Art on Central
Pop-up museum welcomes Main Street directors; Local artists display their work
When Cary Clark’s parents used to take her to auctions throughout the Fort Dodge area, they wanted her hands to stay down.
One way that was accomplished was for her to draw.
“I used to draw while my parents were at auctions,” said Clark, a local artist and Realtor. “They wanted to keep my hands down so I wasn’t bidding.”
Drawing eventually led Clark to other creations. On Wednesday, her art was on display at a pop-up gallery at 817 Central Ave. A pop-up gallery is a temporary display.
Denny Wyatt allowed the space to be used, said Meg Beshey, local artist and organizer of the event. Beshey said the pop-up gallery was used to show Main Street directors from around the state how an empty space can be utilized.
Clark has been creating for about 40 years now. She likes to take something of little or no value and turn it into something beautiful.
“My parents were antique dealers my whole life and I used to go hunting with them,” Clark said. “I would sort through the boxes.”
Oftentimes, buyers at auctions will buy an entire box just for one item.
Clark would end up making the most of what was left of the other stuff.
One of her pieces on display combines items like an old wooden tennis racket, part of a game board and other pieces to form a fish.
“I like to find old bits of wood,” Clark said. “Things like old spindles and broken chairs.”
Clark’s first job was working in the display department at the Fort Dodge Sears store.
There, she worked with displays and merchandise. She also operated a forklift in the warehouse.
“It was an eye-opening job for a 16-year-old girl,” Clark said. “That was a fun place for me. It was a place of growth for me.”
As an artist, Clark said she’s not afraid to try anything.
“I think that’s how most artists feel,” she said.
Angel Crouse, of Fort Dodge, agreed. Her focus is on fiber art.
Ear warmers and hats made by Crouse were on display at the pop-up gallery.
Crouse is a hair colorist at Indigo Lotus Salon, 125 S. Third St.
At night, she crochets.
“I like to stay busy,” Crouse said as she was making her next hat.
She learned at a young age to crochet.
“I learned to crochet and knit from my grandmother,” Crouse said. “I grew up poor, so if I wanted a hat I had to make it.”
Her friend, Noah “Ox” Baas, of Algona, was there showing his paintings.
“Ox is like my big brother,” Crouse said. “He’s on episode 10 of a 13 (comic) book series.”
Baas said he started following his passion about 10 years ago.
“I got out of the workforce and started chasing my own dreams,” Baas said. “I came up with my own story and did it myself.”
The series he is working on focuses on a drifter in a zombie apocalypse.
“It follows him along on this final journey before he passes along,” Baas said.
Baas said his paintings are acrylic.
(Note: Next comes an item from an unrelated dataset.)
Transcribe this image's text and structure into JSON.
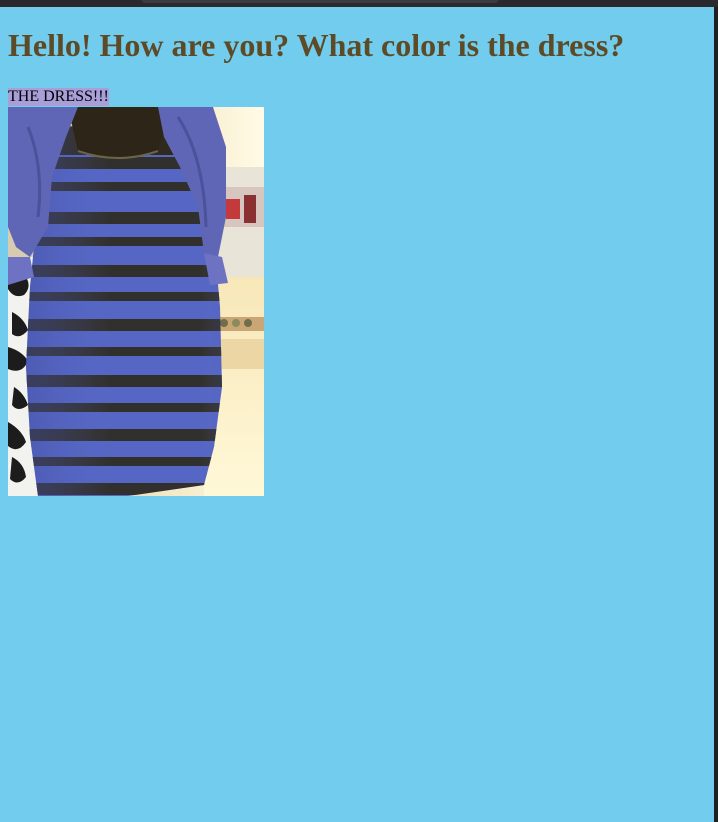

For the comics, he inks the pages and colors them with Copic alcohol markers.
His comics are available locally at Dungeons and Dodgers, 1018 Central Ave.